>>>>>
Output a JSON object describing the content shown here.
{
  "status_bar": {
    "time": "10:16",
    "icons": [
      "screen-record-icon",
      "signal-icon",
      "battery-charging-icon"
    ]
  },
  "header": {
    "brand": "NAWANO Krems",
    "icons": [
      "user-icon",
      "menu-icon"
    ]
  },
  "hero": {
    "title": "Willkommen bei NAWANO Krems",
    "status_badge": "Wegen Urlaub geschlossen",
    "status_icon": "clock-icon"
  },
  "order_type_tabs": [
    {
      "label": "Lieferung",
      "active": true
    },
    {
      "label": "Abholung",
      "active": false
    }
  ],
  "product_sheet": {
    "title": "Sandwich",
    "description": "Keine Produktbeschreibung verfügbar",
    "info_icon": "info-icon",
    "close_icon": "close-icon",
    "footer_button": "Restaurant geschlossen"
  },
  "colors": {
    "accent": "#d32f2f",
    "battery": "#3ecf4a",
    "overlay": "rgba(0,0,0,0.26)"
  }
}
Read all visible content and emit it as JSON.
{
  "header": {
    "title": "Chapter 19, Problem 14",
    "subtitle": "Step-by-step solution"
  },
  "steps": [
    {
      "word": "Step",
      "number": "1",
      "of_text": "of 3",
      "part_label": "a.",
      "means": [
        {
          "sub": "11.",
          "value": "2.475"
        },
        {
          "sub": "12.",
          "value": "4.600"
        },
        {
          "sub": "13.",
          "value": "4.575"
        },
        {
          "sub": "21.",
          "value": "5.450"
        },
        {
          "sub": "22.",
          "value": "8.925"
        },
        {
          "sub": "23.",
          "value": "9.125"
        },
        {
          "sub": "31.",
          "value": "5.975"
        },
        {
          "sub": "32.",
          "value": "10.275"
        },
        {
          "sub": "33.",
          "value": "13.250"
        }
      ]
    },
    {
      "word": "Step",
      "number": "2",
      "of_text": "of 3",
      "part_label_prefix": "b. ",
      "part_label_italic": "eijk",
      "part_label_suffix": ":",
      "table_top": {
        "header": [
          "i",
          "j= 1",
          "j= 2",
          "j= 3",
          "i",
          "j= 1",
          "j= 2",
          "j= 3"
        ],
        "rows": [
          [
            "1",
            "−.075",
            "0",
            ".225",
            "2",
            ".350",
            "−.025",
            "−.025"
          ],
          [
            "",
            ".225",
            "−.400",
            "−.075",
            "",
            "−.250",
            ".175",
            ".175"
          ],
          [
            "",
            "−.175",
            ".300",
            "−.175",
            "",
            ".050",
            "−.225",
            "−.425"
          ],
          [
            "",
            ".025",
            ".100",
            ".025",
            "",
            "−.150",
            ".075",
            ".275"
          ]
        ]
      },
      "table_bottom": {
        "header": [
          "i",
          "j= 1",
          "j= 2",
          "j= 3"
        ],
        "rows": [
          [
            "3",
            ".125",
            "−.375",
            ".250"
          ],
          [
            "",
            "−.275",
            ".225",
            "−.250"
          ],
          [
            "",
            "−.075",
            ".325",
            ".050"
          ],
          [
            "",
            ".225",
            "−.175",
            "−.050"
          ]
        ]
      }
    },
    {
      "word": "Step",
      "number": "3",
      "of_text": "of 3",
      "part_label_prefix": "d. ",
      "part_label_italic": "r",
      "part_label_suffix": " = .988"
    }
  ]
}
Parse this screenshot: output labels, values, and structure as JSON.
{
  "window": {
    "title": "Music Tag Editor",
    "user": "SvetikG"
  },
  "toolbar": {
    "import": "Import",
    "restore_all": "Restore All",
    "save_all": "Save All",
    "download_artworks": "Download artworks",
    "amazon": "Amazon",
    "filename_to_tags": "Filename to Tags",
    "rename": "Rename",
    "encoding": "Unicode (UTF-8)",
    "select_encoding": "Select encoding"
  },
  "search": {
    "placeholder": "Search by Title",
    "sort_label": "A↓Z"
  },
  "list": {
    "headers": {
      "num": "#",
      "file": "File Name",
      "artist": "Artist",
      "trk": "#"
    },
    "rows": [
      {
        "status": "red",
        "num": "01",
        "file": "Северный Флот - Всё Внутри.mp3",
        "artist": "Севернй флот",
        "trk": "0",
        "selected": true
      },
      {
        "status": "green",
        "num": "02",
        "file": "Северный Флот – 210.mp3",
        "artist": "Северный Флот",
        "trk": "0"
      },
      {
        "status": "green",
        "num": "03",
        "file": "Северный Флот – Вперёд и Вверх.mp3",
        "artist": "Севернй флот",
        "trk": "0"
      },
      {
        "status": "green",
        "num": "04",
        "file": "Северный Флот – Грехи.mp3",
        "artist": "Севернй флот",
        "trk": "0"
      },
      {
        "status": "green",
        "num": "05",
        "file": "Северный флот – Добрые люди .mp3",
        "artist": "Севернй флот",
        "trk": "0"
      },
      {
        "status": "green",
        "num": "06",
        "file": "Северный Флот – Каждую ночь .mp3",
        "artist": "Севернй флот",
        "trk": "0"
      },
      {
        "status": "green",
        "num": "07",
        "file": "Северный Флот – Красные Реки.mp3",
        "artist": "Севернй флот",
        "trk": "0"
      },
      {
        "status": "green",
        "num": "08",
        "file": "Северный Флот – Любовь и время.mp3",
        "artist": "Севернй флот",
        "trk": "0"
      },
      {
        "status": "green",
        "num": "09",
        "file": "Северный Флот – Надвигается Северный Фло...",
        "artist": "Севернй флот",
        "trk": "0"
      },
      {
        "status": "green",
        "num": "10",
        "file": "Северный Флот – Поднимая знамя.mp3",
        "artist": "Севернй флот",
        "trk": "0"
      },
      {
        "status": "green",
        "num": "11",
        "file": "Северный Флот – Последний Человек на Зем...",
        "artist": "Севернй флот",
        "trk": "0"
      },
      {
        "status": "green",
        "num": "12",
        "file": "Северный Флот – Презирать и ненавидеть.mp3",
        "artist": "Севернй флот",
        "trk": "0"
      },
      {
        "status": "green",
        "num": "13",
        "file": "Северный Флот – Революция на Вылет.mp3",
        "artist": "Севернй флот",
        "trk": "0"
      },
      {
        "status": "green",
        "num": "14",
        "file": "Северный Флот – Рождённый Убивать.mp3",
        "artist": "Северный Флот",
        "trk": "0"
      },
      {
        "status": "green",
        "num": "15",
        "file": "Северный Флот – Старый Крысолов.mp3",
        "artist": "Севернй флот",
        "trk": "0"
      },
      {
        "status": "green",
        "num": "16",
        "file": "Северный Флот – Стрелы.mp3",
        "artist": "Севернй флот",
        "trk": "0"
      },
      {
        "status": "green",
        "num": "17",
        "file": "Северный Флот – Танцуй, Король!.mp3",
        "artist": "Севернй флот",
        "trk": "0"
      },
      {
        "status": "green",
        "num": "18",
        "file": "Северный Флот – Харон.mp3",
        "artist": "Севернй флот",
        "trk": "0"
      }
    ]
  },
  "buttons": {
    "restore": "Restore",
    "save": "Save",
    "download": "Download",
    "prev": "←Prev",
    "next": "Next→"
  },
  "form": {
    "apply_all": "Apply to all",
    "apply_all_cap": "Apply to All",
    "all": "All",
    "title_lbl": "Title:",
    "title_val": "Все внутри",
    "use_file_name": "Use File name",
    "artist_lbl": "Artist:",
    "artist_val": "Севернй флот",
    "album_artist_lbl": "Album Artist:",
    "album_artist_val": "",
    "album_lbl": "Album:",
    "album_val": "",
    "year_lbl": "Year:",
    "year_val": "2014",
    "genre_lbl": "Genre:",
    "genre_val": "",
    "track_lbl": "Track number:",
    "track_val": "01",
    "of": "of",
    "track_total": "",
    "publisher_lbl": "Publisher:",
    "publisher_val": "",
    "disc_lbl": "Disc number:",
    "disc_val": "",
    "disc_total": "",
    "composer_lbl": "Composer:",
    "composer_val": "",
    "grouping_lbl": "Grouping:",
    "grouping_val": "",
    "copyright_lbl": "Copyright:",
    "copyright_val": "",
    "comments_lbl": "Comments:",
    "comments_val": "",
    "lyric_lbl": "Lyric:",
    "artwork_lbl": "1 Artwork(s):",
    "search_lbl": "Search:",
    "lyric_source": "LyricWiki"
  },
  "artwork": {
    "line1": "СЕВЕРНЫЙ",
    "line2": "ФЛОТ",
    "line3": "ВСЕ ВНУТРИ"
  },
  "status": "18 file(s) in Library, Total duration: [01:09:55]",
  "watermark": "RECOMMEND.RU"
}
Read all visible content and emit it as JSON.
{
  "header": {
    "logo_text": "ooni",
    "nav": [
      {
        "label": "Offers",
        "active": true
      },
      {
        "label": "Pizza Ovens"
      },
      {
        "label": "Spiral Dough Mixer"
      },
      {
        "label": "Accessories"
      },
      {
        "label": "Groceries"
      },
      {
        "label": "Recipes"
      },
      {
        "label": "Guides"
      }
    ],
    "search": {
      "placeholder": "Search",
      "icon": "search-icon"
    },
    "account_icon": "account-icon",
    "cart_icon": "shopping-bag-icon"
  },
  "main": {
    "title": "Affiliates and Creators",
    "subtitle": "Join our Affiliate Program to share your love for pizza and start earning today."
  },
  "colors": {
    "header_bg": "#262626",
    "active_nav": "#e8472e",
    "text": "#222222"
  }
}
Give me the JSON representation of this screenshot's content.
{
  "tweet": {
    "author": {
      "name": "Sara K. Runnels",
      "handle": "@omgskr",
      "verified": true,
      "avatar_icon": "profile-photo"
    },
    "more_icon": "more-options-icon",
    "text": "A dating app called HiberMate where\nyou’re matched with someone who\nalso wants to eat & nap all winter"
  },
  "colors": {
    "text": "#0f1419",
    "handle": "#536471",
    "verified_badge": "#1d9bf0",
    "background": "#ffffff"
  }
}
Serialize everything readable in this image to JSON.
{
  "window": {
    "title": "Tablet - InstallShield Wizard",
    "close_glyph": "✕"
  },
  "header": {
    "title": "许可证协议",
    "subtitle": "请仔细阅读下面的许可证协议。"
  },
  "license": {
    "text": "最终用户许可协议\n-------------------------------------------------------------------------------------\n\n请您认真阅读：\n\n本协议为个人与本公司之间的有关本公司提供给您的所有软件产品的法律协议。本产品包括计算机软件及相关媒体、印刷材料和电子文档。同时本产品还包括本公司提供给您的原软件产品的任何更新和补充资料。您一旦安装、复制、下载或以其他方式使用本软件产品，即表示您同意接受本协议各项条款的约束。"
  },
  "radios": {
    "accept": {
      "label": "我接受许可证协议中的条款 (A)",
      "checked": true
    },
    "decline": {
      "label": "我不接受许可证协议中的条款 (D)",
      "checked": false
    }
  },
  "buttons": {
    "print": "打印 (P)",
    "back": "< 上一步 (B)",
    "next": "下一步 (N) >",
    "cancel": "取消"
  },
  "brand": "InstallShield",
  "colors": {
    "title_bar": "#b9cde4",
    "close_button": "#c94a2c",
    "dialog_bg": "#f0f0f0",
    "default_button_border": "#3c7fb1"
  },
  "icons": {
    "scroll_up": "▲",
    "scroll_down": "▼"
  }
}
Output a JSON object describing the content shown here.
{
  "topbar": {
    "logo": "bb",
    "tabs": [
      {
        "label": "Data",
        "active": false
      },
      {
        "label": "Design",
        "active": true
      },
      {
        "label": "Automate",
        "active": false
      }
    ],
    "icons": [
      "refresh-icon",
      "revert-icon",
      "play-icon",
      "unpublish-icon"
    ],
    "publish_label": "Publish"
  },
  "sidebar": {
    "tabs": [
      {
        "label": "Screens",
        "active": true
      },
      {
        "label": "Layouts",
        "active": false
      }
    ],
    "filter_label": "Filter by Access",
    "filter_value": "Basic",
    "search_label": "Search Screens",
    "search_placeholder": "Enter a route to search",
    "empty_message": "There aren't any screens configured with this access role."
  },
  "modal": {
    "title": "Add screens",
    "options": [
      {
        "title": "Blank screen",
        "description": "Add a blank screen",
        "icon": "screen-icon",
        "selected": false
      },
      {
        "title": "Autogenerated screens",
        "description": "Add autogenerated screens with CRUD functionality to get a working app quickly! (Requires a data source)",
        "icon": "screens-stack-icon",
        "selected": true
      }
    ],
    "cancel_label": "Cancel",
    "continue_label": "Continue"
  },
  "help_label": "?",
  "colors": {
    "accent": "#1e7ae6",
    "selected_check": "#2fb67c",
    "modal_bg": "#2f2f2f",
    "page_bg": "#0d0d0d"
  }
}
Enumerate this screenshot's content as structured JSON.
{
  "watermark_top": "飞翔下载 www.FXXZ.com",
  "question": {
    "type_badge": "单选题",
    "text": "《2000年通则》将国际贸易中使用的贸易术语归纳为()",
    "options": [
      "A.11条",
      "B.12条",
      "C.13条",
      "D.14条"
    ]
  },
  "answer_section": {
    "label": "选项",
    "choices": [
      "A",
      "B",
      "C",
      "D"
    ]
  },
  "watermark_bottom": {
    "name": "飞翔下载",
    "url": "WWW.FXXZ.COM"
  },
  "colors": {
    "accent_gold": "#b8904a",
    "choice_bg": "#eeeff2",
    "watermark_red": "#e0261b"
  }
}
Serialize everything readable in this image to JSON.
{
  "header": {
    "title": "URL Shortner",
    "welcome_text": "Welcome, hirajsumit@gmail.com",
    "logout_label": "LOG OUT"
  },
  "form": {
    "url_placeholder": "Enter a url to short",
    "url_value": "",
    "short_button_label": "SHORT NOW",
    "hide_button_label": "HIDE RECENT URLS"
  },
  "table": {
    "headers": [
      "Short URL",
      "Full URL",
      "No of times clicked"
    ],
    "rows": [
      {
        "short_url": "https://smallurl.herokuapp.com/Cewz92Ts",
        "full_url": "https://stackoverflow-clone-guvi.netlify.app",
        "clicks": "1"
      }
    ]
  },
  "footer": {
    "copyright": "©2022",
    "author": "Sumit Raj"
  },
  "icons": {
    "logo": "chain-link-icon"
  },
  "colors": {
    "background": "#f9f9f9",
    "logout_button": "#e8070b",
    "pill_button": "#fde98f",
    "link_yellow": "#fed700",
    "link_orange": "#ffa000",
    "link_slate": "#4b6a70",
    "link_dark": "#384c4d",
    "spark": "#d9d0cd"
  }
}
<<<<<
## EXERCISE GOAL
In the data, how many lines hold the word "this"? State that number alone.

## RESPONSE BOX
6